Saved entries
┄┄┄┄┄┄┄┄┄┄┄┄┄┄┄┄┄┄┄┄

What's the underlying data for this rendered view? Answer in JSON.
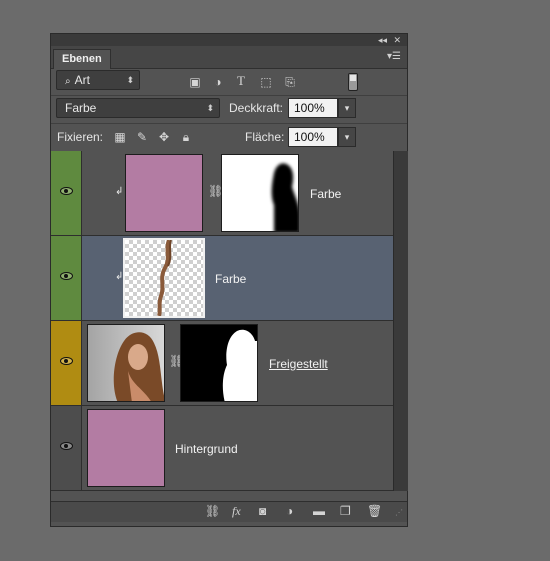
{
  "panel": {
    "tab_label": "Ebenen",
    "collapse_icon": "collapse-icon",
    "close_icon": "close-icon",
    "menu_icon": "panel-menu-icon"
  },
  "filter": {
    "kind_label": "Art",
    "icons": [
      "image-filter-icon",
      "adjustment-filter-icon",
      "type-filter-icon",
      "shape-filter-icon",
      "smartobject-filter-icon"
    ],
    "type_glyph": "T"
  },
  "blend": {
    "mode": "Farbe",
    "opacity_label": "Deckkraft:",
    "opacity_value": "100%"
  },
  "lock": {
    "label": "Fixieren:",
    "fill_label": "Fläche:",
    "fill_value": "100%"
  },
  "layers": [
    {
      "name": "Farbe",
      "color_tag": "#5a8a3a",
      "visible": true,
      "clipped": true,
      "thumb": "#b37ca3",
      "has_mask": true,
      "selected": false
    },
    {
      "name": "Farbe",
      "color_tag": "#5a8a3a",
      "visible": true,
      "clipped": true,
      "thumb": "transparent",
      "has_mask": false,
      "selected": true
    },
    {
      "name": "Freigestellt",
      "color_tag": "#a88a12",
      "visible": true,
      "clipped": false,
      "thumb": "photo",
      "has_mask": true,
      "selected": false
    },
    {
      "name": "Hintergrund",
      "color_tag": "#4a4a4a",
      "visible": true,
      "clipped": false,
      "thumb": "#b37ca3",
      "has_mask": false,
      "selected": false
    }
  ],
  "bottom_bar": {
    "fx_label": "fx",
    "icons": [
      "link-layers-icon",
      "fx-icon",
      "mask-icon",
      "adjustment-icon",
      "folder-icon",
      "new-layer-icon",
      "trash-icon"
    ]
  }
}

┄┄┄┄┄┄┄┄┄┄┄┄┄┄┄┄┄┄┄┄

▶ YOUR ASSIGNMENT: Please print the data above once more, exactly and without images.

▶ TASK SOLUTION:
What's the underlying data for this rendered view? Answer in JSON.
{
  "panel": {
    "tab_label": "Ebenen",
    "collapse_icon": "collapse-icon",
    "close_icon": "close-icon",
    "menu_icon": "panel-menu-icon"
  },
  "filter": {
    "kind_label": "Art",
    "icons": [
      "image-filter-icon",
      "adjustment-filter-icon",
      "type-filter-icon",
      "shape-filter-icon",
      "smartobject-filter-icon"
    ],
    "type_glyph": "T"
  },
  "blend": {
    "mode": "Farbe",
    "opacity_label": "Deckkraft:",
    "opacity_value": "100%"
  },
  "lock": {
    "label": "Fixieren:",
    "fill_label": "Fläche:",
    "fill_value": "100%"
  },
  "layers": [
    {
      "name": "Farbe",
      "color_tag": "#5a8a3a",
      "visible": true,
      "clipped": true,
      "thumb": "#b37ca3",
      "has_mask": true,
      "selected": false
    },
    {
      "name": "Farbe",
      "color_tag": "#5a8a3a",
      "visible": true,
      "clipped": true,
      "thumb": "transparent",
      "has_mask": false,
      "selected": true
    },
    {
      "name": "Freigestellt",
      "color_tag": "#a88a12",
      "visible": true,
      "clipped": false,
      "thumb": "photo",
      "has_mask": true,
      "selected": false
    },
    {
      "name": "Hintergrund",
      "color_tag": "#4a4a4a",
      "visible": true,
      "clipped": false,
      "thumb": "#b37ca3",
      "has_mask": false,
      "selected": false
    }
  ],
  "bottom_bar": {
    "fx_label": "fx",
    "icons": [
      "link-layers-icon",
      "fx-icon",
      "mask-icon",
      "adjustment-icon",
      "folder-icon",
      "new-layer-icon",
      "trash-icon"
    ]
  }
}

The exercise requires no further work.